We are not building a native ad blocker with Microsoft Edge. What you are seeing is a reference to the work we’re already doing in bringing extensions to Microsoft Edge.
It appears that the original report misrepresented a slide presented at a session at Microsoft’s Build conference, which referred to the company’s progress in building out Edge’s ability to support adblocking extensions such as those from developers like AdBlock andAdblock Plus.
On the first day of its Build developer conference, Microsoft confirmed that it will bring adblocking capabilities into its Edge browser.
The feature will be available in the next version of Edge, along with support for extensions — which it included in a preview build earlier this month — an integrated Bing translator as well as a list of previously visited pages you can navigate to from a menu tied to the back button.
The move may not affect publishers much in the immediate future, given that Edge only accounts for a little over 1 percent of browsers used worldwide as of December 2015, according to SitePoint.
But as Windows 10 continues to mature and roll out more widely to enterprise users, that figure is sure to grow because the built-in browser is the most common one to be deployed across company networks.
As of last December, all versions of Microsoft’s Internet Explorer combined accounted for about 15 percent of browsers used across the globe. Edge will likely get close to that sort of market share over the next couple of years.

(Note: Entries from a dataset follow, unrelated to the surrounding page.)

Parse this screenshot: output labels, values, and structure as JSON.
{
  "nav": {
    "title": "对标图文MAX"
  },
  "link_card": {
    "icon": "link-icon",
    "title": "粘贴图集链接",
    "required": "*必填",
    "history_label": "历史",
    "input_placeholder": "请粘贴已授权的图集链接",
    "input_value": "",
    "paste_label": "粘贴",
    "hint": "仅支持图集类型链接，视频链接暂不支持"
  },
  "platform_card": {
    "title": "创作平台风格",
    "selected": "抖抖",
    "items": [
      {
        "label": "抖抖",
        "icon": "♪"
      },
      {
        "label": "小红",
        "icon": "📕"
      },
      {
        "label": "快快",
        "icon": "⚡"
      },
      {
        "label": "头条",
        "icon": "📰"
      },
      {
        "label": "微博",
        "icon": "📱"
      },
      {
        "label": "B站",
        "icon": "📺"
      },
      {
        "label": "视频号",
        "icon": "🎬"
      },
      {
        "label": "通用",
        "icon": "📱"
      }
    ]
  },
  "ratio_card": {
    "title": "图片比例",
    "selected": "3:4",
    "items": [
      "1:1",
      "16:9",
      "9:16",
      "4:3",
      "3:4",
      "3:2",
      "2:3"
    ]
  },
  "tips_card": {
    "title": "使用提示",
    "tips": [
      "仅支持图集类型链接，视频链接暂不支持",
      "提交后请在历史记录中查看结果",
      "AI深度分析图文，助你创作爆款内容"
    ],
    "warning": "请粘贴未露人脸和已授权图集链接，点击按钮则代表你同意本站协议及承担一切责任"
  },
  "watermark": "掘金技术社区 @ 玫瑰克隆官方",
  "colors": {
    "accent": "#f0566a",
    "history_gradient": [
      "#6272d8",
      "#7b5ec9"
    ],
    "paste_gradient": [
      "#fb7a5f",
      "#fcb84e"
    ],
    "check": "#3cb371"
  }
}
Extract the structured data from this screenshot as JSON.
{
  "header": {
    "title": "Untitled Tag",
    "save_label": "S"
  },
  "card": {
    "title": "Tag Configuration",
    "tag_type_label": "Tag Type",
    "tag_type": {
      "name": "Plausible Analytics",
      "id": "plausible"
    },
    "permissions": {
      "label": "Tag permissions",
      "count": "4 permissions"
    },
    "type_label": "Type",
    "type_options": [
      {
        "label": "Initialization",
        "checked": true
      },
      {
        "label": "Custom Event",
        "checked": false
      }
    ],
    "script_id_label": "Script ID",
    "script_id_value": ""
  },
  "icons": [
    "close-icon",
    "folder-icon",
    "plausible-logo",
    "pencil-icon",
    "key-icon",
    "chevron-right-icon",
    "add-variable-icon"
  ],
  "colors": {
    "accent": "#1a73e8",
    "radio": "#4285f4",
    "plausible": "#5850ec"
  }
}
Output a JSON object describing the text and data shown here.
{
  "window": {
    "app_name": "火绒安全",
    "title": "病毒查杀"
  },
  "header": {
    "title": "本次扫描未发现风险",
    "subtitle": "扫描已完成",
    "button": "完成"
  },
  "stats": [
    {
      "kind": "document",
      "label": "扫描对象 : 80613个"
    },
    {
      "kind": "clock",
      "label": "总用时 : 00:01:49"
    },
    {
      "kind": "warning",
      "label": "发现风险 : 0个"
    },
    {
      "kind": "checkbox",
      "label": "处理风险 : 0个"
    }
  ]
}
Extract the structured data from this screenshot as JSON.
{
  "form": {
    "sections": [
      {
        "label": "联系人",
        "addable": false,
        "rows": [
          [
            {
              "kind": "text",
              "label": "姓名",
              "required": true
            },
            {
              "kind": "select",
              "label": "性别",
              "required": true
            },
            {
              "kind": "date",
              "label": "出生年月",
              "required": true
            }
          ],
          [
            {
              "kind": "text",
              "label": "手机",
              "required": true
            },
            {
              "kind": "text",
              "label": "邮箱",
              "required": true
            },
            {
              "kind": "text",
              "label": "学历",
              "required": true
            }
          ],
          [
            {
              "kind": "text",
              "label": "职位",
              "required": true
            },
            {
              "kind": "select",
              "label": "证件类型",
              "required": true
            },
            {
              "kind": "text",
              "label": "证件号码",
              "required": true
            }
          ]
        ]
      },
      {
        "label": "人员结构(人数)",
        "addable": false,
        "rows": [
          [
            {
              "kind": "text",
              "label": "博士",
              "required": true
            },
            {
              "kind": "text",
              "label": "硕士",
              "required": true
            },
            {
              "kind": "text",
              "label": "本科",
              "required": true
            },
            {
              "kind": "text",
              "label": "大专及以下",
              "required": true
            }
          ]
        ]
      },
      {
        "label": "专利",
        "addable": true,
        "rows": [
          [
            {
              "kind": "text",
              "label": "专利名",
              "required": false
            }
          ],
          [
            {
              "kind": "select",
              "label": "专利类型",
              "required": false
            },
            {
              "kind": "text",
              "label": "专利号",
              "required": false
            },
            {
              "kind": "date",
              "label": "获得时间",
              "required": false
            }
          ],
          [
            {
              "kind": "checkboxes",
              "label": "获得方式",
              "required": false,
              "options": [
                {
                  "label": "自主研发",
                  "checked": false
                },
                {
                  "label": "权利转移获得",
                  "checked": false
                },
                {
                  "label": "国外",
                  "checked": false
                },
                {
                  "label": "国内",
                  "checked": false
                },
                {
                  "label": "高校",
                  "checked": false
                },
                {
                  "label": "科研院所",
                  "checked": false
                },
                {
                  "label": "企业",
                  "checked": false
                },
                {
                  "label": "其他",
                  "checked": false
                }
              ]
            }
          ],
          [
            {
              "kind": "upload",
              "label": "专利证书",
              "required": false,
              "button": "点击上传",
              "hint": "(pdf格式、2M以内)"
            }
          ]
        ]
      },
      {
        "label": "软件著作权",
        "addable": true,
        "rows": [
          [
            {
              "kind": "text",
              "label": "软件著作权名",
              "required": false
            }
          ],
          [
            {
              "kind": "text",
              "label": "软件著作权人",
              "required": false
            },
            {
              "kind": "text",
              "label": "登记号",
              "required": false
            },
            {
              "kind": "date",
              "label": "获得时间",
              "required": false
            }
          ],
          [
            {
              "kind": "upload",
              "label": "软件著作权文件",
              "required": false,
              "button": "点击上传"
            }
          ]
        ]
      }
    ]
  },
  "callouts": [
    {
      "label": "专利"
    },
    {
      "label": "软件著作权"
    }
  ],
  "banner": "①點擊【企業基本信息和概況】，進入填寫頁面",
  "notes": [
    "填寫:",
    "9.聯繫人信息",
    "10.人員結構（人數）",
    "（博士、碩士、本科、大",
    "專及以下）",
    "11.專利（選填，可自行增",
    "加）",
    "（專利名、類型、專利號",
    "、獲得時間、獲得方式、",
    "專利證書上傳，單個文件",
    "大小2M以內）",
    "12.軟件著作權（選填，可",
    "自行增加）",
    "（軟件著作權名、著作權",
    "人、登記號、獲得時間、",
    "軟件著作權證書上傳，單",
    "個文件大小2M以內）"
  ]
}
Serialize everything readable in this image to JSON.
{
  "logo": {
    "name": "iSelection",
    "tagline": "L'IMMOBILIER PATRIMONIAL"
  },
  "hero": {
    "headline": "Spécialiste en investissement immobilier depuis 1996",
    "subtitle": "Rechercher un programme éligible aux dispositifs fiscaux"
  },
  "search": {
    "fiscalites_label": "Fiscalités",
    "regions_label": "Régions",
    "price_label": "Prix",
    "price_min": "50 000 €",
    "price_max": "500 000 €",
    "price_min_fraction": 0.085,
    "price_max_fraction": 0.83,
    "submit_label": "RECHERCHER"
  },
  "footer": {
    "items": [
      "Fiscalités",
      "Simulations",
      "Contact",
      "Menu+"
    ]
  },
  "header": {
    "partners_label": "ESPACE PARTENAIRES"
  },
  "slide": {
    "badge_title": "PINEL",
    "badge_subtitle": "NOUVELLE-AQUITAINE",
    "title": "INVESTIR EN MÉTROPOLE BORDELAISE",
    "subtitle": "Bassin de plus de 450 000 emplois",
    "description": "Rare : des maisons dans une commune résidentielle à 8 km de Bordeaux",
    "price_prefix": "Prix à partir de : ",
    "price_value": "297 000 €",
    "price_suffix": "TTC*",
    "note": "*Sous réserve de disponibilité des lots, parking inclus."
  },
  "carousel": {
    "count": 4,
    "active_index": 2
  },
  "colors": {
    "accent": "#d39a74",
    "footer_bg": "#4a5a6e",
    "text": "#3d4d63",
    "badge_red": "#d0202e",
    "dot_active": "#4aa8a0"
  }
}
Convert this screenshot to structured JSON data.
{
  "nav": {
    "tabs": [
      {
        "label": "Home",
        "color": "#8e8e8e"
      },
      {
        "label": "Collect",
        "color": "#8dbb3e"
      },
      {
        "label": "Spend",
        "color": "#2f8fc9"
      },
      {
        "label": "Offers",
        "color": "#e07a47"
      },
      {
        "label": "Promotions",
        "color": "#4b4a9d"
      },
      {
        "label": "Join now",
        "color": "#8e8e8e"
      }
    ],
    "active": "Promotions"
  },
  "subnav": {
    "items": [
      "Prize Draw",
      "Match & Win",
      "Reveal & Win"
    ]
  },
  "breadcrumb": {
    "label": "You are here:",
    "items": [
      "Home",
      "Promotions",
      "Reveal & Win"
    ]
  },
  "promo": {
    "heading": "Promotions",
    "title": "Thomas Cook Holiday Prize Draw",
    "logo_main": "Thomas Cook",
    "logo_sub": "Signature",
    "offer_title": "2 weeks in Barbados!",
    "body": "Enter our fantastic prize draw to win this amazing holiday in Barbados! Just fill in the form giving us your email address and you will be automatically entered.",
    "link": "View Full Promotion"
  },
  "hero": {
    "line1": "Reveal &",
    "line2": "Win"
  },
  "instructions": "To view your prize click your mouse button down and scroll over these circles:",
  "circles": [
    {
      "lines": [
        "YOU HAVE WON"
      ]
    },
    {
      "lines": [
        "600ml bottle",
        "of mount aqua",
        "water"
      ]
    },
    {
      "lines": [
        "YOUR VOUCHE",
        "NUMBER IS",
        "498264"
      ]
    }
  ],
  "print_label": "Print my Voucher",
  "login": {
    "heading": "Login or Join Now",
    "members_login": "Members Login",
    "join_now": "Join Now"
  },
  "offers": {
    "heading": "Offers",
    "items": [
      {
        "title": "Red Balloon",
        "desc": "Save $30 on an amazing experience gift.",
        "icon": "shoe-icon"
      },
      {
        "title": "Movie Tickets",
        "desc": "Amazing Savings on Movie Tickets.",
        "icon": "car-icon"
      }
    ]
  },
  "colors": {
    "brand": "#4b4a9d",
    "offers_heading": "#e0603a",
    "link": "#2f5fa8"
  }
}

We’ve contacted Microsoft to learn more and will update this post if we hear back.